Further, for a woman who accepts the utilitarian position, considering which choice is moral or not clearly does change the situation she is in. She can decide based on viewing one as moral and one as not what to do. Her viewing one choice as moral, and one as not in her ethical system influences what she did. Her judgement changed the situation.

Dawkins considers that if he were in a situation, his ethics would compel him to view one of the choices as immoral. If you don’t like it you don’t need to accept the premise: “a desire to increase the sum of happiness and reduce suffering”. If you accept his premise it appears to be the case that in this situation, the moral act for him is to have the abortion and get another child. I don’t accept the utilitarian premise, so I have no logical reason to accept his conclusions about what is immoral.

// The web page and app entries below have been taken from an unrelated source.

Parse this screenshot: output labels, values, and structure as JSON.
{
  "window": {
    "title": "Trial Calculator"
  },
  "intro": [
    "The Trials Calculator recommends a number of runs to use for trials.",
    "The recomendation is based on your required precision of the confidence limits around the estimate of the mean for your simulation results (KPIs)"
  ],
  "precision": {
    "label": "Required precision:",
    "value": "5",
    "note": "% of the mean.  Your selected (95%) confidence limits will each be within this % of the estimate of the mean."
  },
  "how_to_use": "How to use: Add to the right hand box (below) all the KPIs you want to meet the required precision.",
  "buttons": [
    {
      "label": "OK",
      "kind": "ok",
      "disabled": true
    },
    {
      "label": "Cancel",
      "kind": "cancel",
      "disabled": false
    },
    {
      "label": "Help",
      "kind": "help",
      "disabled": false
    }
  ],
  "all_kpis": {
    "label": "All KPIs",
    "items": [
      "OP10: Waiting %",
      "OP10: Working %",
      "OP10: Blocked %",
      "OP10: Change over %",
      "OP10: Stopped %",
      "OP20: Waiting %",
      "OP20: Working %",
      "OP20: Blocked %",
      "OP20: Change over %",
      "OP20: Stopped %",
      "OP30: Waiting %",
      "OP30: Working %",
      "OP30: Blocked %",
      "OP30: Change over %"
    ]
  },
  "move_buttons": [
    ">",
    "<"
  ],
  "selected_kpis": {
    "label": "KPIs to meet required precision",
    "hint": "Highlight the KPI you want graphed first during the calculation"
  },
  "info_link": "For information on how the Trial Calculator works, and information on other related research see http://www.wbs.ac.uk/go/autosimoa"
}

Later Ashling says: ” The woman addicted to heroin is judged immoral in one jurisdiction for choosing not to have an abortion, the same woman is judged immoral in another jurisdiction for seeking an abortion. I would argue that neither is a pro-choice approach because neither has the welfare of the woman at it heart.” Firstly, she states that neither has the welfare of the woman at heart, well as is quite obvious from what Dawkins said, he is considering the welfare of the child and the woman in his consequentialist type of view. It’s not clear to me why pro-choice means only focusing on the woman and ignoring the child. Secondly, her post confuses a moral judgement with a legal one. Just because people consider something immoral doesn’t mean they think the choice should be illegal, just as my “old person across the road” scenario shows. Yes, people are allowed to think your choices are immoral, the difference is when they try and legislate for it; then the effects on the person and society are taken into account. Dawkins still thinks reasonable people can disagree.

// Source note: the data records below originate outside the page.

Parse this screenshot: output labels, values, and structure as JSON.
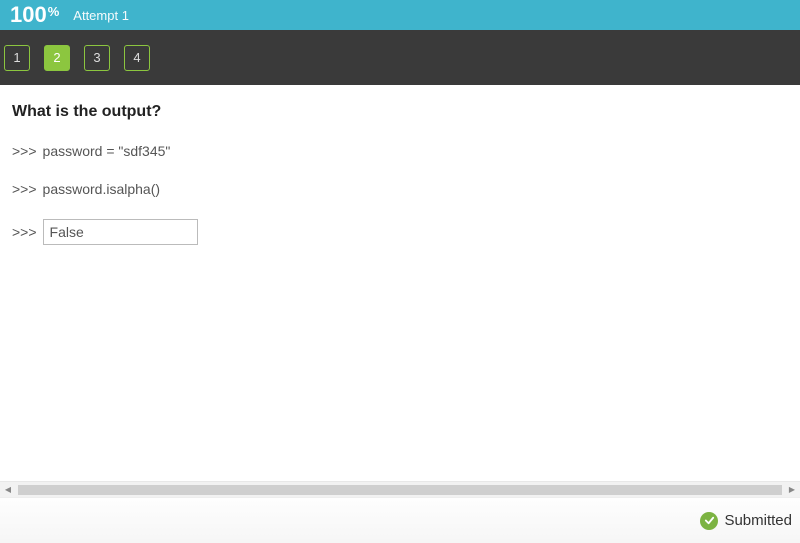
{
  "header": {
    "score_value": "100",
    "score_pct": "%",
    "attempt_label": "Attempt 1"
  },
  "nav": {
    "items": [
      "1",
      "2",
      "3",
      "4"
    ],
    "active_index": 1
  },
  "question": {
    "title": "What is the output?",
    "lines": [
      {
        "prompt": ">>>",
        "text": "password = \"sdf345\""
      },
      {
        "prompt": ">>>",
        "text": "password.isalpha()"
      }
    ],
    "answer_prompt": ">>>",
    "answer_value": "False"
  },
  "footer": {
    "status_label": "Submitted"
  }
}
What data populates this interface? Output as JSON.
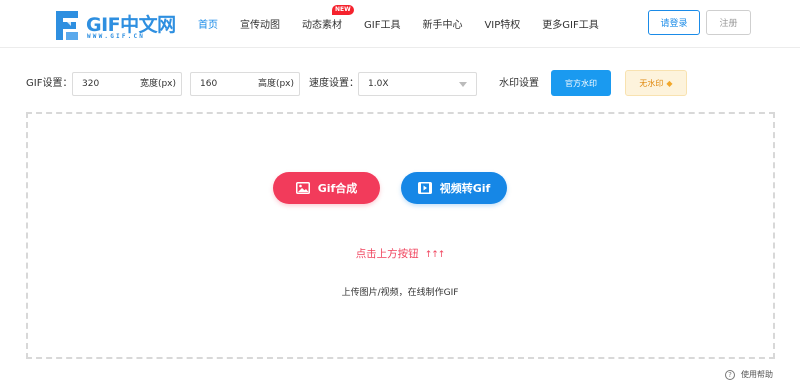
{
  "header": {
    "logo": {
      "title": "GIF中文网",
      "subtitle": "WWW.GIF.CN"
    },
    "nav": [
      {
        "label": "首页",
        "active": true
      },
      {
        "label": "宣传动图",
        "active": false
      },
      {
        "label": "动态素材",
        "active": false,
        "badge": "NEW"
      },
      {
        "label": "GIF工具",
        "active": false
      },
      {
        "label": "新手中心",
        "active": false
      },
      {
        "label": "VIP特权",
        "active": false
      },
      {
        "label": "更多GIF工具",
        "active": false
      }
    ],
    "login_label": "请登录",
    "register_label": "注册"
  },
  "settings": {
    "gif_label": "GIF设置：",
    "width": {
      "value": "320",
      "unit": "宽度(px)"
    },
    "height": {
      "value": "160",
      "unit": "高度(px)"
    },
    "speed_label": "速度设置：",
    "speed_value": "1.0X",
    "watermark_label": "水印设置",
    "official_watermark": "官方水印",
    "no_watermark": "无水印"
  },
  "upload": {
    "merge_button": "Gif合成",
    "video_button": "视频转Gif",
    "hint": "点击上方按钮",
    "hint_arrows": "↑↑↑",
    "description": "上传图片/视频，在线制作GIF"
  },
  "footer": {
    "help_label": "使用帮助",
    "help_icon": "?"
  },
  "colors": {
    "brand_blue": "#1a8be8",
    "merge_red": "#f23b5b",
    "video_blue": "#1687e6",
    "hint_red": "#f0445e",
    "vip_gold": "#e08a10"
  }
}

Now, one last point. Ashling compares the issue to gay rights and appears to say that people aren’t pro-choice because of religion. Dawkins isn’t pro-choice according to Ashling, but he is certainly not religious, and not using a religious argument. It’s unclear how you can overturn Dawkin’s position with evidence since it’s not an empirical claim. The difference with gay rights is a call for equal rights, gay people want to get married like everyone else, adopt like everyone else can, etc etc while an abortion is a call to be allowed to kill babies. There are gay people, but there are no abortionist people. Reasonable people can disagree with specific abortion laws and where they draw the line with respect to late term abortion.

This piece by Peter Singer is also interesting. I should note that Colm influenced my thoughts on some of this, as well as the podcast Rationally Speaking generally. Proofreading was done by Anto. Edit: Cormac spotted some bad grammar.